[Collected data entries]
====

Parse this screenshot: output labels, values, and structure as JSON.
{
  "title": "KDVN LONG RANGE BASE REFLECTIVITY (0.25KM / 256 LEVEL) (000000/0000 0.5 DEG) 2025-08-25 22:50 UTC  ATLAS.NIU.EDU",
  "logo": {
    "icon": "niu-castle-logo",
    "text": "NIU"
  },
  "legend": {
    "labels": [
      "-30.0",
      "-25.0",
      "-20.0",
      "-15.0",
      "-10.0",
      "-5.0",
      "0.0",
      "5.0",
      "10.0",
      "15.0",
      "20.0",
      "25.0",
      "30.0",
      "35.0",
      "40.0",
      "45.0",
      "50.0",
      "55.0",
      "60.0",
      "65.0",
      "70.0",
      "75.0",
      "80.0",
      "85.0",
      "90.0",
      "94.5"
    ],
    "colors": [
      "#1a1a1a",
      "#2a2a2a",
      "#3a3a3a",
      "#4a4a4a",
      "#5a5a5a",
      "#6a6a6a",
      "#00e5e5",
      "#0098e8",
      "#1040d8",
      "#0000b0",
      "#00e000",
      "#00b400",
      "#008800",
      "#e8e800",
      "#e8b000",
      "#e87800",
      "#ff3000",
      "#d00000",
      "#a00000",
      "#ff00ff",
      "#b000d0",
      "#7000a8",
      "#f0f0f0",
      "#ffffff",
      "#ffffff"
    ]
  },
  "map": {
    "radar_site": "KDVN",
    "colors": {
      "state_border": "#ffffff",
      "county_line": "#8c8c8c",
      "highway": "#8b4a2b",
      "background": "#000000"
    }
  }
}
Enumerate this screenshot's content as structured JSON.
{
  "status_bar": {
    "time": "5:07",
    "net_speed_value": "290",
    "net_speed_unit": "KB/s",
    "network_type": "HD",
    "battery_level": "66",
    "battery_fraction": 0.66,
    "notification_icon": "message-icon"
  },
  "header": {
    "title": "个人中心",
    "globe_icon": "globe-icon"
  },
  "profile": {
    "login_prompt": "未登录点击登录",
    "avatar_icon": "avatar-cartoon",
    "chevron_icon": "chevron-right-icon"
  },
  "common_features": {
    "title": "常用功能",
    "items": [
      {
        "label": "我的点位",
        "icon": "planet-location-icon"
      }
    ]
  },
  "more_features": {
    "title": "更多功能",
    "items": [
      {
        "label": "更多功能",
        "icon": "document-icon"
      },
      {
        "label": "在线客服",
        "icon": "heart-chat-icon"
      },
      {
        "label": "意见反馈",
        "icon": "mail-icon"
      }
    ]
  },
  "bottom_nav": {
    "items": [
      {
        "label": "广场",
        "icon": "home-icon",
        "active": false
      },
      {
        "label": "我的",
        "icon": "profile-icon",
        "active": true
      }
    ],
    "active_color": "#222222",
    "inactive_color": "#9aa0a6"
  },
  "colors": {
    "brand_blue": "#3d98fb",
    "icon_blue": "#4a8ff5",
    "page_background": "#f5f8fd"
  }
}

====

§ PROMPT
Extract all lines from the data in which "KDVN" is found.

§ REPLY
  "title": "KDVN LONG RANGE BASE REFLECTIVITY (0.25KM / 256 LEVEL) (000000/0000 0.5 DEG) 2025-08-25 22:50 UTC  ATLAS.NIU.EDU",
    "radar_site": "KDVN",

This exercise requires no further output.